■ PROMPT:
Nothing but a number belongs in the answer: the count of lines below that contain the word "Sankey".

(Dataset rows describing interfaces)
[Start of section]
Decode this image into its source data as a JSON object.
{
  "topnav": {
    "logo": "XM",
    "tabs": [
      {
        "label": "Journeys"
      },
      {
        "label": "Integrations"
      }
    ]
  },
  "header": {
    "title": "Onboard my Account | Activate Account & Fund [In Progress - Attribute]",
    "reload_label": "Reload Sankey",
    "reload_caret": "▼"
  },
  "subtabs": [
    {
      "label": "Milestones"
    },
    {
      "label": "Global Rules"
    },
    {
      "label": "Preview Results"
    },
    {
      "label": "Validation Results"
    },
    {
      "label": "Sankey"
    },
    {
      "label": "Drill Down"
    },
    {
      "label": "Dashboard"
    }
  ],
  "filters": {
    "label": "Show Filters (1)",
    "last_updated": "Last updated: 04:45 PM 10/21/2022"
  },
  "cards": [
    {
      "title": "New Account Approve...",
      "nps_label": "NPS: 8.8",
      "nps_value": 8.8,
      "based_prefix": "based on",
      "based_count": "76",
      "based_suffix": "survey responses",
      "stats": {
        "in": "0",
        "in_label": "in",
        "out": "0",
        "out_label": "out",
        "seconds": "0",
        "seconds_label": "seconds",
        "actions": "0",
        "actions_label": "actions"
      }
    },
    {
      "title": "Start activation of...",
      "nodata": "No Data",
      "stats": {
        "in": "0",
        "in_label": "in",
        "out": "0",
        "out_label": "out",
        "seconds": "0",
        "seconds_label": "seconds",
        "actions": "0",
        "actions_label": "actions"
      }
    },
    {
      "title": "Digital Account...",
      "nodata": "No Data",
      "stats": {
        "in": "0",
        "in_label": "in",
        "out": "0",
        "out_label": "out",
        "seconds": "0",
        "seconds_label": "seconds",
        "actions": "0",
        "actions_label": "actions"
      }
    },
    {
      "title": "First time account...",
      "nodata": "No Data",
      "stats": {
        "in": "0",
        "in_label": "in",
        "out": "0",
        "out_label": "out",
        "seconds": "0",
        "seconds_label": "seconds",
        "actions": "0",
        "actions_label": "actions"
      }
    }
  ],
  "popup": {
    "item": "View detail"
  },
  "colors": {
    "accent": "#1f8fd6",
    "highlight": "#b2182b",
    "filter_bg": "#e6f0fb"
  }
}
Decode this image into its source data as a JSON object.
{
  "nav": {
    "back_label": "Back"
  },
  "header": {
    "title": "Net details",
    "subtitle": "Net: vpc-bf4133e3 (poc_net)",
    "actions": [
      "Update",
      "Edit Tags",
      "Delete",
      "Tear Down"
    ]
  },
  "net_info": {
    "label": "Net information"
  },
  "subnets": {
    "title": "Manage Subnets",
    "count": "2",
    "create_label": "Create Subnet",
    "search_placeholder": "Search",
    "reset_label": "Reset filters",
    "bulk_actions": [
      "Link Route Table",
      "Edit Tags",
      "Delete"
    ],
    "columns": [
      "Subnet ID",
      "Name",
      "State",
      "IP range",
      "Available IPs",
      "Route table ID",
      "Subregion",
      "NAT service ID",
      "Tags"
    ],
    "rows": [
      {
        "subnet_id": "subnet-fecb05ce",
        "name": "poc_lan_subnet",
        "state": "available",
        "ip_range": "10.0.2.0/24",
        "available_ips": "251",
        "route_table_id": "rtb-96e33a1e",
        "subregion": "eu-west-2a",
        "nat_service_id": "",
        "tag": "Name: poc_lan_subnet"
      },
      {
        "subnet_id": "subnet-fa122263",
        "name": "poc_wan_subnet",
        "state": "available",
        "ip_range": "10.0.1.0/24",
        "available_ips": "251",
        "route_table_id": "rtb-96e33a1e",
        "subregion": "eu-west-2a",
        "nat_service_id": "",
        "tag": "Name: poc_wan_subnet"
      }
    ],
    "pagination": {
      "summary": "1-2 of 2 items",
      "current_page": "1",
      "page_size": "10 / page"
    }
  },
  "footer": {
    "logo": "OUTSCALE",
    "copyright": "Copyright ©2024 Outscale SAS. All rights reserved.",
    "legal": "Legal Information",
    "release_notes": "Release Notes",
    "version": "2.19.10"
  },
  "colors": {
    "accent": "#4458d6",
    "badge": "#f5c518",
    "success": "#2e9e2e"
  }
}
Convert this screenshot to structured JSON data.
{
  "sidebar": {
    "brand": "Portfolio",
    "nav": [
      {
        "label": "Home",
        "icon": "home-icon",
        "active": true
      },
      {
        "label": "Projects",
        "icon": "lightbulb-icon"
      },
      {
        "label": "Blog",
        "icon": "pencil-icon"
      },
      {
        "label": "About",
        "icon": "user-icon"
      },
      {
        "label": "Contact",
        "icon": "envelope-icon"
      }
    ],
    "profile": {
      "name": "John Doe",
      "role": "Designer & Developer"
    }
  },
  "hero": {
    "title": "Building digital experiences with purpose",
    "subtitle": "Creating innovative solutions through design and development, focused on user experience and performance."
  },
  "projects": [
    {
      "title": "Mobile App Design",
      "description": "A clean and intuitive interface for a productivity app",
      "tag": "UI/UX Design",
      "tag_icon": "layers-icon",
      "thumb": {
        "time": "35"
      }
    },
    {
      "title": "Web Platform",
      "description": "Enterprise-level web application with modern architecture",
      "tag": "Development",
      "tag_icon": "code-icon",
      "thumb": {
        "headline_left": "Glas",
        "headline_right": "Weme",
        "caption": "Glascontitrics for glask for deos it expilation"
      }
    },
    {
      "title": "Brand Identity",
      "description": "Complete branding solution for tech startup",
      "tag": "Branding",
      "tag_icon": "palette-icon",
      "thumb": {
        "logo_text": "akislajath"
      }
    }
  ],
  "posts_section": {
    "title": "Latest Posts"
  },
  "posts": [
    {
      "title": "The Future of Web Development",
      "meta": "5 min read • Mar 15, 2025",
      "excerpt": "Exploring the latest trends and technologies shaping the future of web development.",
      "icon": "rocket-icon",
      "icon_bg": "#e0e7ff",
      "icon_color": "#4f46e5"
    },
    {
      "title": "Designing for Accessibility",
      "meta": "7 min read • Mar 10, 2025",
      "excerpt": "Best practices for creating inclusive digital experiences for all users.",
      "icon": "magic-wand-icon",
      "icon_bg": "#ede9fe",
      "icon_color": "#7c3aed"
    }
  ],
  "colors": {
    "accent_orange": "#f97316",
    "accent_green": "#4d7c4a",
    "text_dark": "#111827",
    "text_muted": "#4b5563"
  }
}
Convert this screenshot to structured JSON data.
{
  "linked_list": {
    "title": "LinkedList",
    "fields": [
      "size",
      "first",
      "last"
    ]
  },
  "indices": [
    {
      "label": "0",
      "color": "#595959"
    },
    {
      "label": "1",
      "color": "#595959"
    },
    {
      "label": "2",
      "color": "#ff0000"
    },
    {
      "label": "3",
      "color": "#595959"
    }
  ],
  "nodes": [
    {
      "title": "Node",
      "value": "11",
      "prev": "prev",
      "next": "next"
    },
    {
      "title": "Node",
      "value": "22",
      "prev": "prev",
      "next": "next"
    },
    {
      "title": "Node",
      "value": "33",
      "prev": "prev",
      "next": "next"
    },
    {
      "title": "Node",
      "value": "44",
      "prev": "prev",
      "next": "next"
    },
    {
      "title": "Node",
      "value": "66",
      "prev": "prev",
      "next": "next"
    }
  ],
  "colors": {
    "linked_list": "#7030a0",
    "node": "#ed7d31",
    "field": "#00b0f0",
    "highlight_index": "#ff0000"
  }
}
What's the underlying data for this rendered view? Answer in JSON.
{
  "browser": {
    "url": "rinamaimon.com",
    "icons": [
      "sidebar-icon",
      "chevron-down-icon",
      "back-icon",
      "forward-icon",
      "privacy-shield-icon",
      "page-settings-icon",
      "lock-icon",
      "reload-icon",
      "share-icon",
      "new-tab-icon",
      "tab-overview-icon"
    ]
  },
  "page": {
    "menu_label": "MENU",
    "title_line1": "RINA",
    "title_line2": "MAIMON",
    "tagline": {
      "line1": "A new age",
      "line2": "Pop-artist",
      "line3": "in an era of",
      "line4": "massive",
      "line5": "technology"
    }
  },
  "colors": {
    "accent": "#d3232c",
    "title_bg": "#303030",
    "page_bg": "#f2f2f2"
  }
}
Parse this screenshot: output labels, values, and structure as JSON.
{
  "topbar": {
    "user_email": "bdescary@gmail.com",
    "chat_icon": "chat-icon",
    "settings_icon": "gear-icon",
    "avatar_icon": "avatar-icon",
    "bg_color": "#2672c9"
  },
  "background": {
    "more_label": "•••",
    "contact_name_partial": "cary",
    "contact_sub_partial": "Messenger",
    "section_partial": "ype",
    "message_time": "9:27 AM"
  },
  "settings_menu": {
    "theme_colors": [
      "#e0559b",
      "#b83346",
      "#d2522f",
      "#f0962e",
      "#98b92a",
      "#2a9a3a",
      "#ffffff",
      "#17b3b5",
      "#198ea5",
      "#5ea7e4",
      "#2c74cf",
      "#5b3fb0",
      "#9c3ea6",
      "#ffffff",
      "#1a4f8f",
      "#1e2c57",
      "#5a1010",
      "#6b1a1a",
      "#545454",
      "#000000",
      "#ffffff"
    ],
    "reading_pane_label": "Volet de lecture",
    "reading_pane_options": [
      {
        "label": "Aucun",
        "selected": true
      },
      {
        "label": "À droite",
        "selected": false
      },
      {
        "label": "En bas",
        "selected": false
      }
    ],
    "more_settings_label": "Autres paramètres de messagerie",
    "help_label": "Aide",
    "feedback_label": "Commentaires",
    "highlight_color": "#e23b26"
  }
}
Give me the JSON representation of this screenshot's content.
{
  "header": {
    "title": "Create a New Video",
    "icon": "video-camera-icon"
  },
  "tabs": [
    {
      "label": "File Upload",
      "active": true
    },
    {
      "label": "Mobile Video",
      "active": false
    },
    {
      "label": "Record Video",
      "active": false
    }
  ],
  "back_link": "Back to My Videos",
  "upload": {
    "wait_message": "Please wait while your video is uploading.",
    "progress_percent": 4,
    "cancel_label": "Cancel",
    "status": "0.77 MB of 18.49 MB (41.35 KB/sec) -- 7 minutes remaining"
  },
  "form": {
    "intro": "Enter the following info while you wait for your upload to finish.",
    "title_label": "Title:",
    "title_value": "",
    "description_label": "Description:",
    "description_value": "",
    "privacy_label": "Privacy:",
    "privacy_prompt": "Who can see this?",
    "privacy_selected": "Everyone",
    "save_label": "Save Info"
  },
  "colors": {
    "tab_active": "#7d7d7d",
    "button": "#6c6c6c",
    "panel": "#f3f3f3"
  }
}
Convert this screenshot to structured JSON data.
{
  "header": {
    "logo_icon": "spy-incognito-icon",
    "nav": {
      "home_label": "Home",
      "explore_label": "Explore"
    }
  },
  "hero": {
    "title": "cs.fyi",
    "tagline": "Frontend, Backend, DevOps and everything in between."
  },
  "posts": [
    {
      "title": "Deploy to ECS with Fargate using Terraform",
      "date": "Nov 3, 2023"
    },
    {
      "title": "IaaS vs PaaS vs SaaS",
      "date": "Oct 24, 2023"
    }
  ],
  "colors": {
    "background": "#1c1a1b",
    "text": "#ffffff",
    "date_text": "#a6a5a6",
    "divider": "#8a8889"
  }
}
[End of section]
■ EXERCISE RESPONSE:
2